Transference, my colleague diagnosed. Classic case. When a person had lived through severe trauma and subsequently found someone to whom they could truly convey the depth of their experience, they were likely to feel liberated from owning their pain outright. But I, too, needed strategies to deal with the trauma I experienced vicariously, to detach from Lale’s pain. I needed to learn to leave it behind every time I left his house.
My way of emotionally separating from Lale’s trauma was by saying goodbye to him, then parking my car a street or two away and sitting and listening to music that I found uplifting.
If you woke up in the morning it was a good day.

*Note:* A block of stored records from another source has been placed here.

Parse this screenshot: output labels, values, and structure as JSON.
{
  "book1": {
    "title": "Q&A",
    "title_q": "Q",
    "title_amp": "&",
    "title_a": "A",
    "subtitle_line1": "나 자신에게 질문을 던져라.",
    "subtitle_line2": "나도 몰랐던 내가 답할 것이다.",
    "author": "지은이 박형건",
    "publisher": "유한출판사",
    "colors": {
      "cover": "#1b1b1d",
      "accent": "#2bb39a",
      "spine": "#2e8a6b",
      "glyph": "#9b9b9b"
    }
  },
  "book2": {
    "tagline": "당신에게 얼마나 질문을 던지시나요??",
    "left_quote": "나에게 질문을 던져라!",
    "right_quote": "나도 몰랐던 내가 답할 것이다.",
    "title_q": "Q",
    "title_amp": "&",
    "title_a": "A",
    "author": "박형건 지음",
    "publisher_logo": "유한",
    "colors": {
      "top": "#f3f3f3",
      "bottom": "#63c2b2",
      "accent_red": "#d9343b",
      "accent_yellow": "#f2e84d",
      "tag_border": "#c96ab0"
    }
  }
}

These were the words Lale had lived his life by. I now found myself reciting them each morning. I realised that Lale gave me not only his trauma but also a powerful new viewpoint. I was privileged to have been given access to the innermost secrets of a person who had lived through the worst of times. I found myself looking at my life through a different lens, transformed by spending time with someone who had not only survived living hell but who had gone on to have a wonderful life. I needed to attempt to live the best life I could. I changed the way I viewed material possessions, and I began spending more time with my family and friends.
Two hours before Lale died I kissed him goodbye and told him I would never stop trying to tell his story. On the day my book was released in Australia, I visited him and Gita at the cemetery. This time I got to do all the talking. I got to tell him ‘I kept my promise Lale, I kept my promise.’
Heather Morris is a native of New Zealand, now resident in Australia. For several years, while working in a large public hospital in Melbourne as a social worker, she wrote screenplays, one of which was optioned by as Academy Award-winning screenwriter in the US. In 2003, Heather was introduced to an elderly gentleman who ‘might just have a story worth telling’. Lale Sokolov entrusted the innermost details of his life during the Holocaust to her. Heather originally wrote Lale’s story as a screenplay – which ranked high in international competitions – before reshaping it into her debut novel, The Tattooist of Auschwitz.